Despite its name, Beste says Man Cave’s products aren’t geared only to men. Women are also large purchasers of the product. Man Cave’s demographic has less to do with gender, age and income than it does with mindset. “Our target audience is people looking for meat products that are new and different; people looking for food experiences,” Beste says.

‘This is our life’

Man Cave has matured and its business strategy has been refined. Recipes have been tinkered with , co-packers have changed, and Man Cave’s employees are no longer rookies to the business.

“We’ve created our own framework as opposed to working within somebody else’s,” Miller explains.

Beste has learned plenty about running a business. Early on, he admits that he ran up overhead too fast but learned quickly.

Man Cave's new packaging is designed to show product, not hide it in a box.

“This is our baby,” Beste says of the company. “We just don’t work for Man Cave. This is our life.”

Josh Beste says it’s exciting to be a part of a company where everyone can lend their creative input and direct where the business is heading. “It’s what gets you up in the morning,” the 26-year-old adds. “We’re writing our own story.”

Beste says members of Man Cave’s investment group, who consist of Twin cities-area business people with food industry experience, has high hopes for the brand and the company. They have invested about $2.5 million in the company.

“More than anything they give us confidence that we’re on the right track,” Beste says. “Their optimism for what we’re doing makes us try that much harder.”

Joel Conner, CEO of Bellisio Foods in Minneapolis, is chairman of the board of Man Cave and an investor. The food industry veteran didn’t hesitate to put his money where his mouth is when it came to financially backing the venture.

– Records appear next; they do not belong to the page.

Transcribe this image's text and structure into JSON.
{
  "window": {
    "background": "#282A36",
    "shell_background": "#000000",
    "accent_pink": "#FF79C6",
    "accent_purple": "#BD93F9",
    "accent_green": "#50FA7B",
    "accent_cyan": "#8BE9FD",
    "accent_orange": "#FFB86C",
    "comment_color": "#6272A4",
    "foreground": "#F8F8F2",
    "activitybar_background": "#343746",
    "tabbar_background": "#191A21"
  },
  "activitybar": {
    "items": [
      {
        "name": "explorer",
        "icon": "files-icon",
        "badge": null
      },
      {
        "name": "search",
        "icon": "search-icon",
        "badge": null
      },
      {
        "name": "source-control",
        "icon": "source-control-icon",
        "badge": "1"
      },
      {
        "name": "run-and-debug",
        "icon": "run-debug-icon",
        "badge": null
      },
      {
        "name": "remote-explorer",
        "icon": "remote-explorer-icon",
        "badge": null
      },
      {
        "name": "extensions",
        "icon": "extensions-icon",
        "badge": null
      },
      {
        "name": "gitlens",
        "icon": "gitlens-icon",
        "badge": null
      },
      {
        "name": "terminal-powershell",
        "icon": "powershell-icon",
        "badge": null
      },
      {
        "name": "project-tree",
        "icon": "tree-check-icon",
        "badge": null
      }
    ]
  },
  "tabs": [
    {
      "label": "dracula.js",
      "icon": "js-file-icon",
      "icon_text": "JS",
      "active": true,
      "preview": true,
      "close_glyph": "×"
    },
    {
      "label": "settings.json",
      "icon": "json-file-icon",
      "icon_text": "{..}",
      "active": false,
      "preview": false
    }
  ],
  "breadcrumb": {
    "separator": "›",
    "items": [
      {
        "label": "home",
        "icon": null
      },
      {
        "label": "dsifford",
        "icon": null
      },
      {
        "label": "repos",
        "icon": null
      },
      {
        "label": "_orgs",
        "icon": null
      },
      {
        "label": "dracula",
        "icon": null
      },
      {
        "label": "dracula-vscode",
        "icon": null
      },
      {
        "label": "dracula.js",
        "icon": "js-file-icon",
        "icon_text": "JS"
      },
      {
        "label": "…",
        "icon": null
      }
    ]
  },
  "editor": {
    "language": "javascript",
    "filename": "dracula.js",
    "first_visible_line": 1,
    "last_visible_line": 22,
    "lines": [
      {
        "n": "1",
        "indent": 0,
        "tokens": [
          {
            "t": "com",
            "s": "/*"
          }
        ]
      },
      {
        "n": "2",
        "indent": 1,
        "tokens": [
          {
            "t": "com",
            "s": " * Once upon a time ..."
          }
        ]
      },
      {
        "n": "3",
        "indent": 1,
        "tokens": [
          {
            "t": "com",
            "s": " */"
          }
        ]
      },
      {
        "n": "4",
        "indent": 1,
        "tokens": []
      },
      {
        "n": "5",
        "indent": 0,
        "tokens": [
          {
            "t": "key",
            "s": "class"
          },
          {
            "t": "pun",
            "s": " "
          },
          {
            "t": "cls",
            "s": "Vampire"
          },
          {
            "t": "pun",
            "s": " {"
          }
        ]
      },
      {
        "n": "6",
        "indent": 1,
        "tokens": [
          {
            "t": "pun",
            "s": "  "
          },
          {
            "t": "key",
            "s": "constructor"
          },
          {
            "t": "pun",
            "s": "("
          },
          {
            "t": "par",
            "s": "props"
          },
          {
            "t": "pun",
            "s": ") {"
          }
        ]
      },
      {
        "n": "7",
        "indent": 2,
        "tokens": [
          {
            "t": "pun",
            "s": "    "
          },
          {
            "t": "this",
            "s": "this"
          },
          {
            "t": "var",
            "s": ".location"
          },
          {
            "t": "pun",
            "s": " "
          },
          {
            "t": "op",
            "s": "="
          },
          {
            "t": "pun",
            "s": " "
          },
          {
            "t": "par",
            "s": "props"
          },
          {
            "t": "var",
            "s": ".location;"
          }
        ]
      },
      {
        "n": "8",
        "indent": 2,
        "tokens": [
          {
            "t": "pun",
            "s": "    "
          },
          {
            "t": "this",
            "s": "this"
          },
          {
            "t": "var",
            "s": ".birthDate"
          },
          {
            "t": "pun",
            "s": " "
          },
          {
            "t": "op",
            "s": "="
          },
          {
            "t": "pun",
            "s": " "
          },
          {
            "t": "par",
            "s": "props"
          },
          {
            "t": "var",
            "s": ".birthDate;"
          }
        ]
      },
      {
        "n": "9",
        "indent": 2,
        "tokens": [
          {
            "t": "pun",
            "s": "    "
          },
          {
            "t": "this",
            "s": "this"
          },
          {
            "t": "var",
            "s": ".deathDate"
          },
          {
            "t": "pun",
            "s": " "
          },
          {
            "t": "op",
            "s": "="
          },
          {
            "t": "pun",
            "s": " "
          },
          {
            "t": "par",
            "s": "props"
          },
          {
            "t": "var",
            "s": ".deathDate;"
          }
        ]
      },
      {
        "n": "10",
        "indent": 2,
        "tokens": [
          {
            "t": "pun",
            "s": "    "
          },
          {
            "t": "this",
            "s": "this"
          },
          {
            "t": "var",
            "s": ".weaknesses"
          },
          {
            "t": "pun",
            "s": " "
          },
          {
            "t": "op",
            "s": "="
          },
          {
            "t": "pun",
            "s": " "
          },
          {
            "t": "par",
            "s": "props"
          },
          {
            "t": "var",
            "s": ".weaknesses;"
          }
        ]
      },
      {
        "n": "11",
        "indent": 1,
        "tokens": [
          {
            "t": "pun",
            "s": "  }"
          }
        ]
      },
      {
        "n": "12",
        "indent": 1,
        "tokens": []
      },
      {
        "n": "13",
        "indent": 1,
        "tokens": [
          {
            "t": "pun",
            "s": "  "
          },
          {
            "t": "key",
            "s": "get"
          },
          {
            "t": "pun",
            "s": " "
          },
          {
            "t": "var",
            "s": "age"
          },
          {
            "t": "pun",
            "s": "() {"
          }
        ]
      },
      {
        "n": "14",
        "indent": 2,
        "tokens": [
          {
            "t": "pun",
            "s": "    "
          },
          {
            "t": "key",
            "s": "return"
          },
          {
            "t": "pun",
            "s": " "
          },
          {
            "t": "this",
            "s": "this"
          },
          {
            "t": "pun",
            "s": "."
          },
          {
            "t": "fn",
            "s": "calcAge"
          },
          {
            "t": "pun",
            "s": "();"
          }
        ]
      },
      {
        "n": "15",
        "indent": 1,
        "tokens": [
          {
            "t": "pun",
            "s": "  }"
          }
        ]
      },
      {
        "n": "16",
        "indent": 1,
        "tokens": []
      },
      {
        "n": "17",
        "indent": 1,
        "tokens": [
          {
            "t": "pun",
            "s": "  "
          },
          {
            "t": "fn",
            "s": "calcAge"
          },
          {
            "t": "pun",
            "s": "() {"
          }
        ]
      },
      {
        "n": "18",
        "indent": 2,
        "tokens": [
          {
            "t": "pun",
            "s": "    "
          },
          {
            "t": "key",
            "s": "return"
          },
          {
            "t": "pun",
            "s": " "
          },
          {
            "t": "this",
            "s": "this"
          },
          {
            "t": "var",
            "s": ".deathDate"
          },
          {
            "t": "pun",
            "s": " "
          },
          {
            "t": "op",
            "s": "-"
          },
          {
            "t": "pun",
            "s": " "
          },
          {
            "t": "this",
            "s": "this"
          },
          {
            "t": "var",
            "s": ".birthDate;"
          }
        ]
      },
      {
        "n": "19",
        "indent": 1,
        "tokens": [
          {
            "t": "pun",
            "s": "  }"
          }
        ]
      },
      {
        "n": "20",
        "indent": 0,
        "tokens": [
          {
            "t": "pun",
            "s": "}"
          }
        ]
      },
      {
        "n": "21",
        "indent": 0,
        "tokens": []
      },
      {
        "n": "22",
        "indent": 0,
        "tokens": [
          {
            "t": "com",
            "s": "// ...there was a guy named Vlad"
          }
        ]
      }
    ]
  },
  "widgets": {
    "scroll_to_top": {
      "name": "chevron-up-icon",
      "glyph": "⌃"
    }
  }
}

“It’s hard not to be attracted to Nick and his team,” Conner says. “They’re smart, energetic and creative, and they move forward with great sincerity and without ego. They are to the meat business what craft beer is to the beer business. I think they will revolutionize the meat business. The brand isn’t something the big food companies could or would do. It’s too edgy.”

Man Cave’s goal is to achieve $100 million in sales by 2020. It’s a bold target, but bold is Man Cave’s marching order.

Beste expects sales of about $5 to $8 million this year. Sales in 2014 were just over $1 million. Beste believes the company will meet its five-year goal based on current retailer and consumer demand.

“I think it can happen faster than that,” Conner says. “I know that sounds ambitious, but I think it’s very possible. It will be fun to watch.”

Beste vows never to measure the company’s success in terms of revenue and sales, however.

“We want to have the highest consumer satisfaction of any food brand in the country,” Beste says.

The boy in the Minneapolis supermarket will attest to that.